How to complete this task:
Leaving the pictures aside, reproduce the data in full and word for word.

Given records:
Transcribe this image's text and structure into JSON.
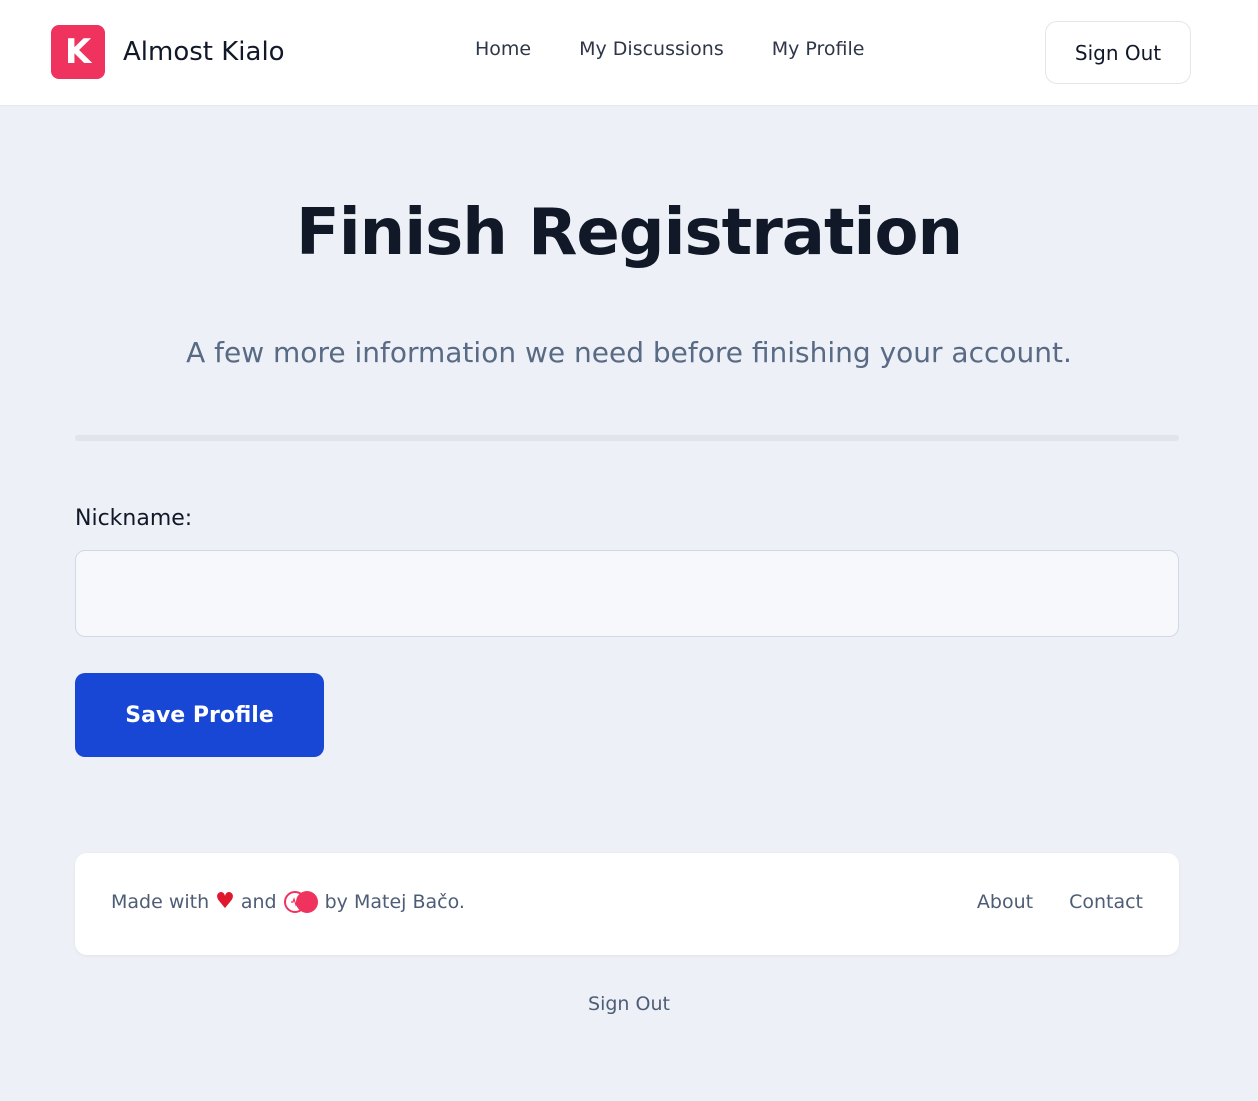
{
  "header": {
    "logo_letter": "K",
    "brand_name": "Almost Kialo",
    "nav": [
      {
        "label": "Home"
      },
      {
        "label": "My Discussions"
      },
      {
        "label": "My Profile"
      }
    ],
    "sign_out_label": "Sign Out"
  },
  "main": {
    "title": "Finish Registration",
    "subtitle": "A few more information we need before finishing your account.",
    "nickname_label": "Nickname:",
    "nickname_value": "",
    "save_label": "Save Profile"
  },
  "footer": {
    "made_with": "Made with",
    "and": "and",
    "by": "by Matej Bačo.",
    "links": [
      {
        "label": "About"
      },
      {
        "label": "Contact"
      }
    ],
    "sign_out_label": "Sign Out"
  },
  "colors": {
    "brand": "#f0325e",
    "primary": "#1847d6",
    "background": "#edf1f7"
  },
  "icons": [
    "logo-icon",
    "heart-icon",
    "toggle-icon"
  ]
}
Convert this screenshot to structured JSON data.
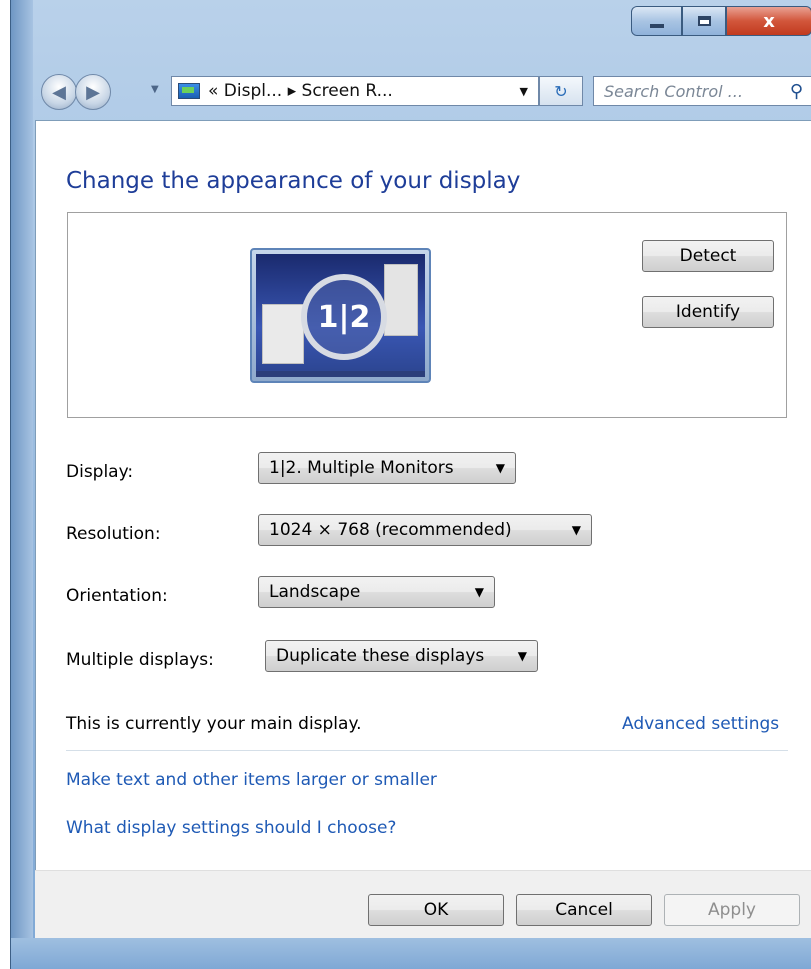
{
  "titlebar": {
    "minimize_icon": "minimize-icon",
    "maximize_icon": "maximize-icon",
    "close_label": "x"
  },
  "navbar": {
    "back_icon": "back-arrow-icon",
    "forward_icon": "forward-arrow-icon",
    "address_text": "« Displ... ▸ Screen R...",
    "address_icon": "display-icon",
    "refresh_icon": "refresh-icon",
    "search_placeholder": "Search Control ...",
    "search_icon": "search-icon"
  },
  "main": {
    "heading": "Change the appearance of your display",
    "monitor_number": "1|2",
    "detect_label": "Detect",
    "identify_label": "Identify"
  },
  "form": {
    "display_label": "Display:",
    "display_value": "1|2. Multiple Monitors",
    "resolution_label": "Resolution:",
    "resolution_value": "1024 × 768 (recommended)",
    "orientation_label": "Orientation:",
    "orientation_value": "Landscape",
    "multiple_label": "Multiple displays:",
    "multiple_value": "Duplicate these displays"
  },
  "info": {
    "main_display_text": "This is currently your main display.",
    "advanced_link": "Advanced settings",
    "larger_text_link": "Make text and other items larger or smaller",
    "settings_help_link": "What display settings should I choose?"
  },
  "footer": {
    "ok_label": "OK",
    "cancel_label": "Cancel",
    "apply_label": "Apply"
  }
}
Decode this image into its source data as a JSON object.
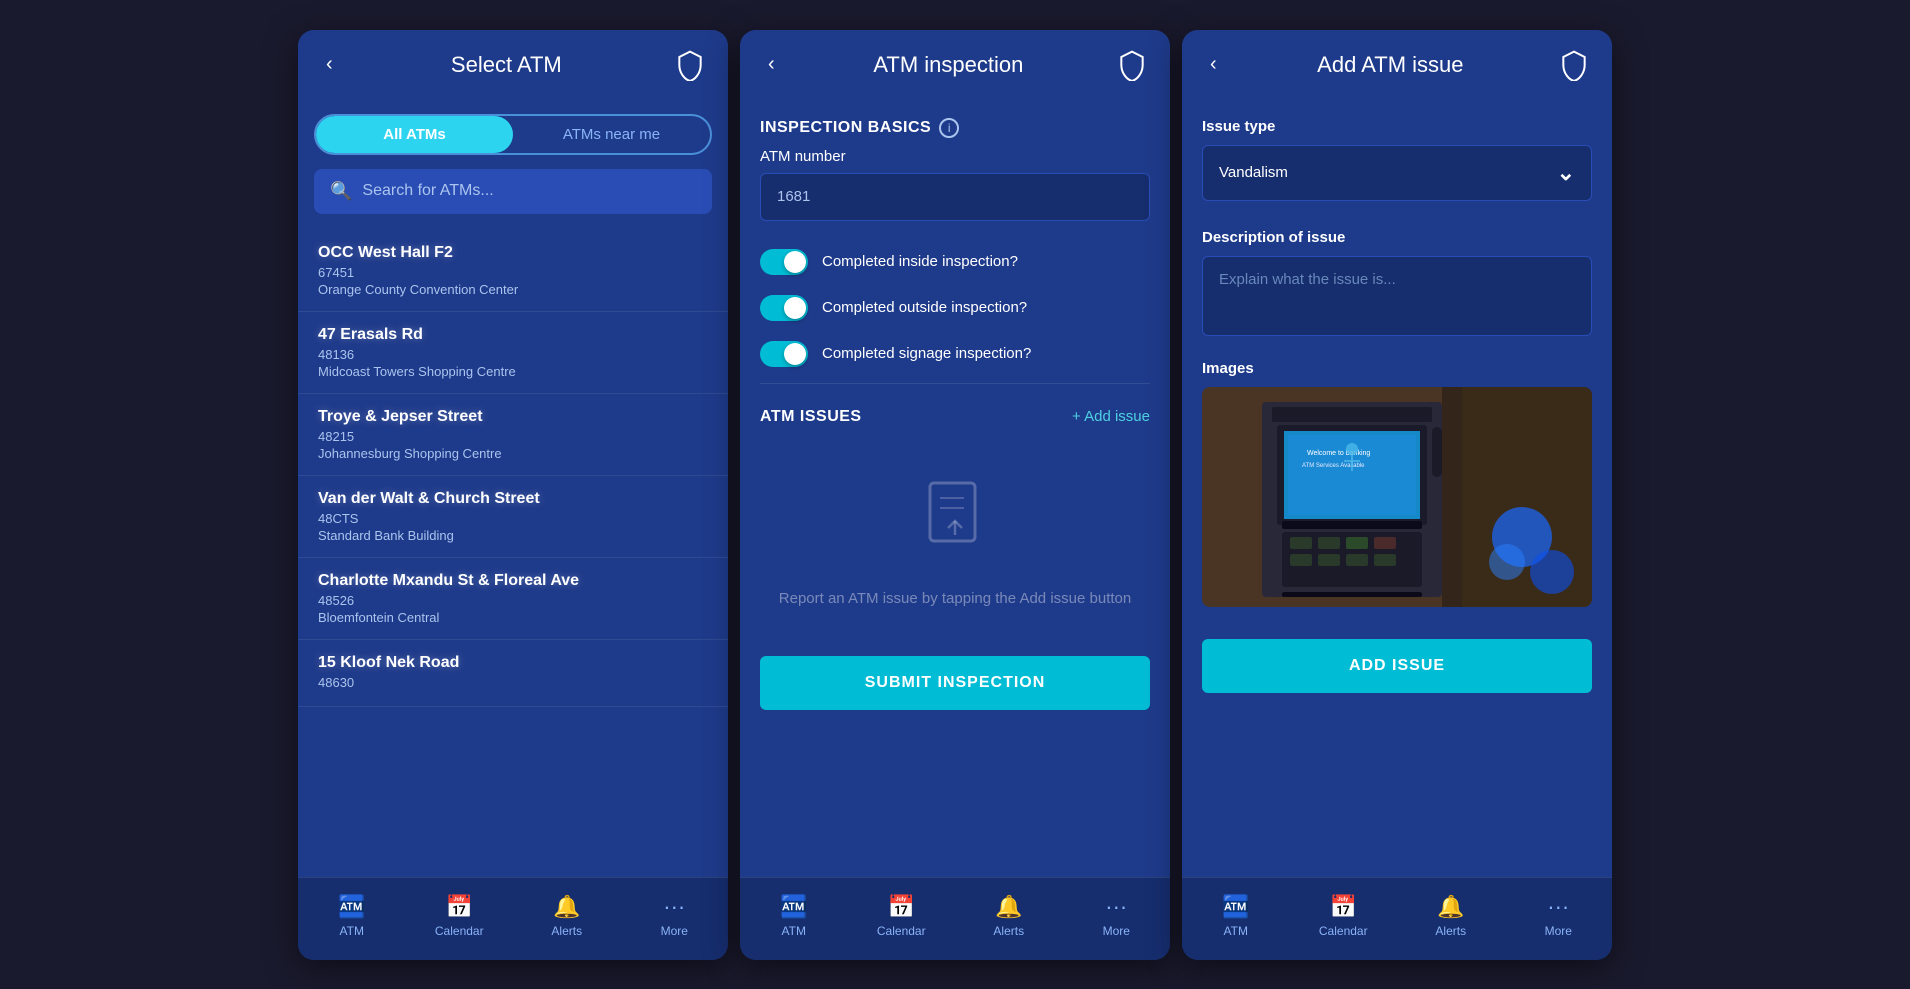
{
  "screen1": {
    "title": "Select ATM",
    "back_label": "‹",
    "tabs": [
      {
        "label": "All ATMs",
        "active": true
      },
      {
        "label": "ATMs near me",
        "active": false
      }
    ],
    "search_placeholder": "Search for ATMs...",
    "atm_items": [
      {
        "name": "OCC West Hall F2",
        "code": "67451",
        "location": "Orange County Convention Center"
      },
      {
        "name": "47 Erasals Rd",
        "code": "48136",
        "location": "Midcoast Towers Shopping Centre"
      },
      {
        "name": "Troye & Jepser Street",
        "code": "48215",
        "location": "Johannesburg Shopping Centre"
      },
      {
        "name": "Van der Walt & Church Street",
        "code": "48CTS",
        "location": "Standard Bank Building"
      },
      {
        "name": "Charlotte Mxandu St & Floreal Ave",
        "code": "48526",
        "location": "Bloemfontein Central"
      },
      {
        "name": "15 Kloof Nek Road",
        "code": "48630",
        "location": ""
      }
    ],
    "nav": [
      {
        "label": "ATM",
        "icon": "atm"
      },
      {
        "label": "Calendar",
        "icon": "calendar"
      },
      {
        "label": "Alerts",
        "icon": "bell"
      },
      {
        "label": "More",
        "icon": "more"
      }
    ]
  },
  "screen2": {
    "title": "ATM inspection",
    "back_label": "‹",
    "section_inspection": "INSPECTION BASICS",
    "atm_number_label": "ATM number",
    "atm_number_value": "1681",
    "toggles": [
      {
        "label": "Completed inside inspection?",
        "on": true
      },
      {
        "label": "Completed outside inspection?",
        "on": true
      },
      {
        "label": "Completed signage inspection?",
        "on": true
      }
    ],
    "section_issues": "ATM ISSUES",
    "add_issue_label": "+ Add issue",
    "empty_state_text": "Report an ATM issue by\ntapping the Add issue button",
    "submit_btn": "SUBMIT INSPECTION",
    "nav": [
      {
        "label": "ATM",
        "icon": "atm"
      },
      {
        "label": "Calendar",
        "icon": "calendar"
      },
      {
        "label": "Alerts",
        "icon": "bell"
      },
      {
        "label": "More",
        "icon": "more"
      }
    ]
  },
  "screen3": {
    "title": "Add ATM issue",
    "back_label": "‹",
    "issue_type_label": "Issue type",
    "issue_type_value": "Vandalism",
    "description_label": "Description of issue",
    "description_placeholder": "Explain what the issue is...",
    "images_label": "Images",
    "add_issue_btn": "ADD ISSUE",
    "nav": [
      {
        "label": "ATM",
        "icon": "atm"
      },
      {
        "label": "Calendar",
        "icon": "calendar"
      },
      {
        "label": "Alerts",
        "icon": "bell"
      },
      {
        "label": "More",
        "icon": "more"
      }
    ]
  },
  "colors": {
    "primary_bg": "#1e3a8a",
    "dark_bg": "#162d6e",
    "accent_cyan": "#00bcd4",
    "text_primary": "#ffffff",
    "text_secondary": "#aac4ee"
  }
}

Output of the task:
Transcribe this image's text and structure into JSON.
{
  "header": {
    "logo_letter": "K",
    "brand_name": "Almost Kialo",
    "nav": [
      {
        "label": "Home"
      },
      {
        "label": "My Discussions"
      },
      {
        "label": "My Profile"
      }
    ],
    "sign_out_label": "Sign Out"
  },
  "main": {
    "title": "Finish Registration",
    "subtitle": "A few more information we need before finishing your account.",
    "nickname_label": "Nickname:",
    "nickname_value": "",
    "save_label": "Save Profile"
  },
  "footer": {
    "made_with": "Made with",
    "and": "and",
    "by": "by Matej Bačo.",
    "links": [
      {
        "label": "About"
      },
      {
        "label": "Contact"
      }
    ],
    "sign_out_label": "Sign Out"
  },
  "colors": {
    "brand": "#f0325e",
    "primary": "#1847d6",
    "background": "#edf1f7"
  },
  "icons": [
    "logo-icon",
    "heart-icon",
    "toggle-icon"
  ]
}
Convert this screenshot to structured JSON data.
{
  "titlebar": {
    "minimize_icon": "minimize-icon",
    "maximize_icon": "maximize-icon",
    "close_label": "x"
  },
  "navbar": {
    "back_icon": "back-arrow-icon",
    "forward_icon": "forward-arrow-icon",
    "address_text": "« Displ... ▸ Screen R...",
    "address_icon": "display-icon",
    "refresh_icon": "refresh-icon",
    "search_placeholder": "Search Control ...",
    "search_icon": "search-icon"
  },
  "main": {
    "heading": "Change the appearance of your display",
    "monitor_number": "1|2",
    "detect_label": "Detect",
    "identify_label": "Identify"
  },
  "form": {
    "display_label": "Display:",
    "display_value": "1|2. Multiple Monitors",
    "resolution_label": "Resolution:",
    "resolution_value": "1024 × 768 (recommended)",
    "orientation_label": "Orientation:",
    "orientation_value": "Landscape",
    "multiple_label": "Multiple displays:",
    "multiple_value": "Duplicate these displays"
  },
  "info": {
    "main_display_text": "This is currently your main display.",
    "advanced_link": "Advanced settings",
    "larger_text_link": "Make text and other items larger or smaller",
    "settings_help_link": "What display settings should I choose?"
  },
  "footer": {
    "ok_label": "OK",
    "cancel_label": "Cancel",
    "apply_label": "Apply"
  }
}
Decode this image into its source data as a JSON object.
{
  "screen1": {
    "title": "Select ATM",
    "back_label": "‹",
    "tabs": [
      {
        "label": "All ATMs",
        "active": true
      },
      {
        "label": "ATMs near me",
        "active": false
      }
    ],
    "search_placeholder": "Search for ATMs...",
    "atm_items": [
      {
        "name": "OCC West Hall F2",
        "code": "67451",
        "location": "Orange County Convention Center"
      },
      {
        "name": "47 Erasals Rd",
        "code": "48136",
        "location": "Midcoast Towers Shopping Centre"
      },
      {
        "name": "Troye & Jepser Street",
        "code": "48215",
        "location": "Johannesburg Shopping Centre"
      },
      {
        "name": "Van der Walt & Church Street",
        "code": "48CTS",
        "location": "Standard Bank Building"
      },
      {
        "name": "Charlotte Mxandu St & Floreal Ave",
        "code": "48526",
        "location": "Bloemfontein Central"
      },
      {
        "name": "15 Kloof Nek Road",
        "code": "48630",
        "location": ""
      }
    ],
    "nav": [
      {
        "label": "ATM",
        "icon": "atm"
      },
      {
        "label": "Calendar",
        "icon": "calendar"
      },
      {
        "label": "Alerts",
        "icon": "bell"
      },
      {
        "label": "More",
        "icon": "more"
      }
    ]
  },
  "screen2": {
    "title": "ATM inspection",
    "back_label": "‹",
    "section_inspection": "INSPECTION BASICS",
    "atm_number_label": "ATM number",
    "atm_number_value": "1681",
    "toggles": [
      {
        "label": "Completed inside inspection?",
        "on": true
      },
      {
        "label": "Completed outside inspection?",
        "on": true
      },
      {
        "label": "Completed signage inspection?",
        "on": true
      }
    ],
    "section_issues": "ATM ISSUES",
    "add_issue_label": "+ Add issue",
    "empty_state_text": "Report an ATM issue by\ntapping the Add issue button",
    "submit_btn": "SUBMIT INSPECTION",
    "nav": [
      {
        "label": "ATM",
        "icon": "atm"
      },
      {
        "label": "Calendar",
        "icon": "calendar"
      },
      {
        "label": "Alerts",
        "icon": "bell"
      },
      {
        "label": "More",
        "icon": "more"
      }
    ]
  },
  "screen3": {
    "title": "Add ATM issue",
    "back_label": "‹",
    "issue_type_label": "Issue type",
    "issue_type_value": "Vandalism",
    "description_label": "Description of issue",
    "description_placeholder": "Explain what the issue is...",
    "images_label": "Images",
    "add_issue_btn": "ADD ISSUE",
    "nav": [
      {
        "label": "ATM",
        "icon": "atm"
      },
      {
        "label": "Calendar",
        "icon": "calendar"
      },
      {
        "label": "Alerts",
        "icon": "bell"
      },
      {
        "label": "More",
        "icon": "more"
      }
    ]
  },
  "colors": {
    "primary_bg": "#1e3a8a",
    "dark_bg": "#162d6e",
    "accent_cyan": "#00bcd4",
    "text_primary": "#ffffff",
    "text_secondary": "#aac4ee"
  }
}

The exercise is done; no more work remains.